From the moment you open the door you a greeted by the sweeping design that wraps from the driver’s door all the way across the dashboard and around the passenger’s door. It creates a feeling of being caccooned inside the LC500h. Coupled with the high centre console and highly adjustable seat and steering wheel you feel surprisingly ensconced in what, from the outside, looks like a large and imposing cabin.
There’s some beautiful details in the cabin too, like the wave pattern in the door trim, the handles that look like arrow heads and the origami-like pattern that’s hidden behind a see-through panel on the passenger side and is lit by ambient lighting at night.
But despite the overall size of the vehicle, there’s not much room in the back with little in the way of legroom for a car that is 4.7m in length. Even putting kids in the back is a challenge, so it’s hard to really think of the LC as a genuine four-seat grand tourer.
One criticism of the design are the rear window pillars, which may work with the styling but are massive and create a huge blind spot when you’re driving. An unfortunate byproduct of the design-led focus on the LC.
Is it safe?
Every new model from the Japanese brand comes equipped with Lexus Safety System+, a suite of active safety items including pre-collision warning, lane keeping assist, automatic high beam and adaptive cruise control.

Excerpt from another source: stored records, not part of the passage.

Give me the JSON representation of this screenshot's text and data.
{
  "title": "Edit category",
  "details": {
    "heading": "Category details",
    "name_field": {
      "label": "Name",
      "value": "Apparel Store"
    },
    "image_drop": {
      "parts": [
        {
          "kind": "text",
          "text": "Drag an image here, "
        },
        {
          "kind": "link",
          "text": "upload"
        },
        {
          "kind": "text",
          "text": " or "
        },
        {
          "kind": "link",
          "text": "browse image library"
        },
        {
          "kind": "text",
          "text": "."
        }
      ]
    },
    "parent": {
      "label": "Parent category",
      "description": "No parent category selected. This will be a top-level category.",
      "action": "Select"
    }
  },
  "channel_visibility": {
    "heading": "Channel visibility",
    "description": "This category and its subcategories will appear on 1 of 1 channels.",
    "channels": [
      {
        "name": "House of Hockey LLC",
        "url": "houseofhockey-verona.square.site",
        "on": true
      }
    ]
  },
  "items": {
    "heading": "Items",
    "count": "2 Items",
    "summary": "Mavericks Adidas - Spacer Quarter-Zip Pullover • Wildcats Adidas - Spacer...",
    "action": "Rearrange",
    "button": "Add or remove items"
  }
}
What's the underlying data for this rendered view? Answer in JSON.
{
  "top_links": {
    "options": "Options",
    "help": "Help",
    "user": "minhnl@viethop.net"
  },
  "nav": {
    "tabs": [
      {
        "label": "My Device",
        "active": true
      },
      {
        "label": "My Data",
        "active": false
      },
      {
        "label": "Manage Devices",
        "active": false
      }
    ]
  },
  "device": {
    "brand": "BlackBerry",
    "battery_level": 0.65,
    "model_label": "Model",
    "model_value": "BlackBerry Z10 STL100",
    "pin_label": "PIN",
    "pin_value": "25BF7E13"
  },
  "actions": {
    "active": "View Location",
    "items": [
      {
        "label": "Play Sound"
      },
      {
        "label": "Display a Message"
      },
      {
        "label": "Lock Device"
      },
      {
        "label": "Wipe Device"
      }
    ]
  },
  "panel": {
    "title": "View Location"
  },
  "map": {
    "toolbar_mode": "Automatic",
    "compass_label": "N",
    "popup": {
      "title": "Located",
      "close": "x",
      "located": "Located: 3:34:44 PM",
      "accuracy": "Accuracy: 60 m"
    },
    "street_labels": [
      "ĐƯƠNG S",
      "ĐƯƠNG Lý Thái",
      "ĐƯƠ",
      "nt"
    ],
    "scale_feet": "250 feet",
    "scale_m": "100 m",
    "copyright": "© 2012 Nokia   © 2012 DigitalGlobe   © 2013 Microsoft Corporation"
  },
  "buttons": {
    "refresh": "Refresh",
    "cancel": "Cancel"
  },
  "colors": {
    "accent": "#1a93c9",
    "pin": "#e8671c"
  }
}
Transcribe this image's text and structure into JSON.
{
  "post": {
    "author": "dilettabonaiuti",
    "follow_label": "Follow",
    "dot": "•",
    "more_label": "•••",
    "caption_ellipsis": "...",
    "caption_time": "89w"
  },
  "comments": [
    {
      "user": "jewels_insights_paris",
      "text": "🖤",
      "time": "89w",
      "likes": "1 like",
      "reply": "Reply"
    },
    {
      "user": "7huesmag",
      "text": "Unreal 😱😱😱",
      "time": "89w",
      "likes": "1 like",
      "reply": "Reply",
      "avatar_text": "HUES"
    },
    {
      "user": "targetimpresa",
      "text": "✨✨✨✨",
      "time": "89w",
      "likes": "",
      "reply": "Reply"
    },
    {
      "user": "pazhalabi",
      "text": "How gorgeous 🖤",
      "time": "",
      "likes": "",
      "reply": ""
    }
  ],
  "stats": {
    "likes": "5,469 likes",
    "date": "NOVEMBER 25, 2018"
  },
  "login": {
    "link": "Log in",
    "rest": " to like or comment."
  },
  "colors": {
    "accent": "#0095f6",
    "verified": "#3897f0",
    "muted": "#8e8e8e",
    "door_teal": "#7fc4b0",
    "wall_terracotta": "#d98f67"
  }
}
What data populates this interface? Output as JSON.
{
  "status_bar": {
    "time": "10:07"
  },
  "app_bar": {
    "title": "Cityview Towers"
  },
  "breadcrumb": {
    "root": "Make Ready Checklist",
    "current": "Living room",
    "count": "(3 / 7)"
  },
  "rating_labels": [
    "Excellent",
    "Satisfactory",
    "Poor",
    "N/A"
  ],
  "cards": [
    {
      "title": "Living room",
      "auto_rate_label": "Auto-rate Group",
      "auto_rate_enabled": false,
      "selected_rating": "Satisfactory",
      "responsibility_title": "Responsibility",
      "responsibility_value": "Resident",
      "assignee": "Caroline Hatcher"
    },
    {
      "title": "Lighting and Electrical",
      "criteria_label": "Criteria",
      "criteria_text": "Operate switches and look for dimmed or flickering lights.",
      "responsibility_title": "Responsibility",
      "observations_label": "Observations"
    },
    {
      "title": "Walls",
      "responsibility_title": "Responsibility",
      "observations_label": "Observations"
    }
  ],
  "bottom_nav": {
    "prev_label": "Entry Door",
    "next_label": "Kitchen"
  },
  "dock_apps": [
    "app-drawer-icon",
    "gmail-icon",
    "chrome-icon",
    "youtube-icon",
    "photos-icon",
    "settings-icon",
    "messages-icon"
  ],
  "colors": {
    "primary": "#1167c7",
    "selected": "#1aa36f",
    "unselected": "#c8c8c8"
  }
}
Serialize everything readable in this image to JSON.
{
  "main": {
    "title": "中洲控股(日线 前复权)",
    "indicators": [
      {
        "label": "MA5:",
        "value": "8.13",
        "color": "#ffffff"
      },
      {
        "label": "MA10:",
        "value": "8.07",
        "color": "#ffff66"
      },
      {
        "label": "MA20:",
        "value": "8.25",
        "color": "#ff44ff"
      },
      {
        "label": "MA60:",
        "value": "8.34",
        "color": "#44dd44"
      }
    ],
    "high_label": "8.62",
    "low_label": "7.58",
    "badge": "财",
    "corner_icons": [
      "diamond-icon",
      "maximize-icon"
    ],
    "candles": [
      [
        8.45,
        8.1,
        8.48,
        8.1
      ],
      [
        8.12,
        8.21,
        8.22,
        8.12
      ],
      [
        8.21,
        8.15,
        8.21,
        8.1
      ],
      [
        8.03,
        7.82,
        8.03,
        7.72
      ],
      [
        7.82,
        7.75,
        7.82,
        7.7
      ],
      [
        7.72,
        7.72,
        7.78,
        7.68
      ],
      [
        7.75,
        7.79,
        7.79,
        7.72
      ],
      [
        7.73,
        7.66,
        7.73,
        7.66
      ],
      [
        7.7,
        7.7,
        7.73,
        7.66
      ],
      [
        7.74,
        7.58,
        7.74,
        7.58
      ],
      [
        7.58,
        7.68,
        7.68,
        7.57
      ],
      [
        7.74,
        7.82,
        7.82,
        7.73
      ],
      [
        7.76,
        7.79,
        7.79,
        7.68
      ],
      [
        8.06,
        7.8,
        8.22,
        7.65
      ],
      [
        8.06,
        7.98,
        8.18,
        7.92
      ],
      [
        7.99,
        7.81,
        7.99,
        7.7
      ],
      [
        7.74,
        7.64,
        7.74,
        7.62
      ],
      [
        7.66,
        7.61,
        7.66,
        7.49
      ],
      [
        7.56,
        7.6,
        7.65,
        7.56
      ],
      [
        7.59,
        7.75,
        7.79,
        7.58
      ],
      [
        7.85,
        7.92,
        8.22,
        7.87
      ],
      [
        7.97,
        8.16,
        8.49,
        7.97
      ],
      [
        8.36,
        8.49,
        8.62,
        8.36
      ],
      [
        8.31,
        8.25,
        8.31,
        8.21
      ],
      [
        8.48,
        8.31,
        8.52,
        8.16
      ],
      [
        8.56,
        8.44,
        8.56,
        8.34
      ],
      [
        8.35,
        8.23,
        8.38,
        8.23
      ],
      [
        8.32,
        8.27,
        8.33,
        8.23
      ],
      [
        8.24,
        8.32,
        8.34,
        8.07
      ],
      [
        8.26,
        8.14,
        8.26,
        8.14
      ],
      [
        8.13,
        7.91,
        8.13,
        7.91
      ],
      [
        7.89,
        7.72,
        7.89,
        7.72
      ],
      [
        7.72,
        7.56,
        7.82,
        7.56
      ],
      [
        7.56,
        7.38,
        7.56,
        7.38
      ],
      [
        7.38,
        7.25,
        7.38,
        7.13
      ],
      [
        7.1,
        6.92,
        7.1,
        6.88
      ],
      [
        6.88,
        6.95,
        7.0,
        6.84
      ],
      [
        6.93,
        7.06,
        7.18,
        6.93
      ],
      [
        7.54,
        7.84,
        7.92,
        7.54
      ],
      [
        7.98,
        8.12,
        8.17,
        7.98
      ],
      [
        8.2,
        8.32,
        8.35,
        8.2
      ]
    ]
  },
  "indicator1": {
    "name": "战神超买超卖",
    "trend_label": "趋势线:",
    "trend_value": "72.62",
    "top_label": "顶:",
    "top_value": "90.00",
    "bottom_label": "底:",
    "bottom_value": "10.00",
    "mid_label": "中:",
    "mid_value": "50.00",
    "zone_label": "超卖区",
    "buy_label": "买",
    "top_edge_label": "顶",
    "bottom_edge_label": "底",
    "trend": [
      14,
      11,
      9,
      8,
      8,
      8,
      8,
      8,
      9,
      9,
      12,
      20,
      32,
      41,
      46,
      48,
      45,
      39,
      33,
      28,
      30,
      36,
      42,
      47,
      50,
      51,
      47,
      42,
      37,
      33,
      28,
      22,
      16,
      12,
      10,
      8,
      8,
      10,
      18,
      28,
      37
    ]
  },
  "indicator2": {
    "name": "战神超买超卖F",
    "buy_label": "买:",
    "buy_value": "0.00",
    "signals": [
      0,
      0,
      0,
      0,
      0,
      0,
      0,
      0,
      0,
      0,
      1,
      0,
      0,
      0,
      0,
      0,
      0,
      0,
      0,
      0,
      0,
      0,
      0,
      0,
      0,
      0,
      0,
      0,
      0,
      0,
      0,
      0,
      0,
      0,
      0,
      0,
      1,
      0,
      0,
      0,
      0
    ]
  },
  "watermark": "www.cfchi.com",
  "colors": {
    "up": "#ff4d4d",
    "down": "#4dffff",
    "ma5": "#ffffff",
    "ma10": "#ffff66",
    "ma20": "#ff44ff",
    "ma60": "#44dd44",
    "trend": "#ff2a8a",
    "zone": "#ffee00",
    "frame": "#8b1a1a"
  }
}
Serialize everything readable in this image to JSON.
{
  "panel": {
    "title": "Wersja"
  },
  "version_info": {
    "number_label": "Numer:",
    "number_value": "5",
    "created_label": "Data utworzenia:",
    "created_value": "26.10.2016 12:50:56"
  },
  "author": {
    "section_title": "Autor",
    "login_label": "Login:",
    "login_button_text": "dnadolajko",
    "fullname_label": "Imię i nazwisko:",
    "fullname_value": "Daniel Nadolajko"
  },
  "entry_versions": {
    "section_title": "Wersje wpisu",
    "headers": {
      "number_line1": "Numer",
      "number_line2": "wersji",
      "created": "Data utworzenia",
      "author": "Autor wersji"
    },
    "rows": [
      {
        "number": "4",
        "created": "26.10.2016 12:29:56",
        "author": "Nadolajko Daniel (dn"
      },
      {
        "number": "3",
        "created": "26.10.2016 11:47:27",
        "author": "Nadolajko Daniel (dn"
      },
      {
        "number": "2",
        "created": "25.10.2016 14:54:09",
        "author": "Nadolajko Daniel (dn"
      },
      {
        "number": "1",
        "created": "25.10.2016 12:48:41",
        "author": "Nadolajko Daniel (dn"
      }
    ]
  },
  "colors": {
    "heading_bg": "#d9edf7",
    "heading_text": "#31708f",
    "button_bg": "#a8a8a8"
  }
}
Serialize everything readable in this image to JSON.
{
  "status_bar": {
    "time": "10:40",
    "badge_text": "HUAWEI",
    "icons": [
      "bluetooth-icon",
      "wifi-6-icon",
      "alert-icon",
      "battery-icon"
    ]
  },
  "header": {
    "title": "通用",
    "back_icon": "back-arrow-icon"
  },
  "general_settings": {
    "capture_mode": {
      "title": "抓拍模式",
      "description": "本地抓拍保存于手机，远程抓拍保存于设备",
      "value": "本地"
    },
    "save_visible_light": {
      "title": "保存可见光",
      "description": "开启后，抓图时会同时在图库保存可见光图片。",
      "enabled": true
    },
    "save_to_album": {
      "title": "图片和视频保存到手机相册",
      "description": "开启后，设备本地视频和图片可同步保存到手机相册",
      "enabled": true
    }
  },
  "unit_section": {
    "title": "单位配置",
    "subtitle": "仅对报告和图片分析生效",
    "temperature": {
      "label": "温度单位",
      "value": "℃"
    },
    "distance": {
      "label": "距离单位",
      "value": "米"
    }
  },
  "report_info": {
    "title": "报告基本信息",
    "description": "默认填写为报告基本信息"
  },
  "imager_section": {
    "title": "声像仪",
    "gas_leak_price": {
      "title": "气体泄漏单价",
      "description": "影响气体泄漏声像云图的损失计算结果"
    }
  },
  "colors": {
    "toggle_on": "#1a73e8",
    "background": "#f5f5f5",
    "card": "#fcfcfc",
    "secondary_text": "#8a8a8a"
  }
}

The LC500h also comes with blind spot monitoring and rear cross traffic alert plus a reversing camera and eight airbags.
Would I buy it?
Because it’s a sensible sports car… as far as extravagant two-door, luxury car purchases go.
Its looks aren’t to everyone’s taste but it does stand out in traffic like a true supercar, which is an important factor for those lucky enough to be in the market for a sports car/grand tourer.
And while the hybrid isn’t the traditional sports car powertrain it’s got enough grunt and has the kind of efficiency that V8 and turbocharged rivals can’t compete with.
It may fall between a sports car and grand tourer but its a very fine luxury car.
What else should I consider?
That’s a hard question to answer because the LC500h doesn’t really have any direct rivals. A Mercedes-Benz E-Class Coupe offers up similar space (actually even more rear room) but can’t match the LC for head-turning looks.
The BMW 640i Coupe is arguably the closest in terms of style, price and performance, with its 230kW/450Nm 3.0-litre V6 and $182,100 price tag.
If you can stretch the budget then you could also consider the $259,000 Mercedes-AMG GT or $295,000 Maserati GranTurismo Sportline, and both of those boast far more powerful V8 engines and are in a different performance league than the LC500h.
2017 Lexus LC500h price and specifications
Price: From $190,000 (plus on-road costs)
Engines: 3.5-litre V6 petrol-electric hybrid
Power: 220kW at 6600rpm
Torque: 348Nm at 4900rpm
Transmissions: CVT automatic, rear-wheel drive
Fuel use: 6.7L/100km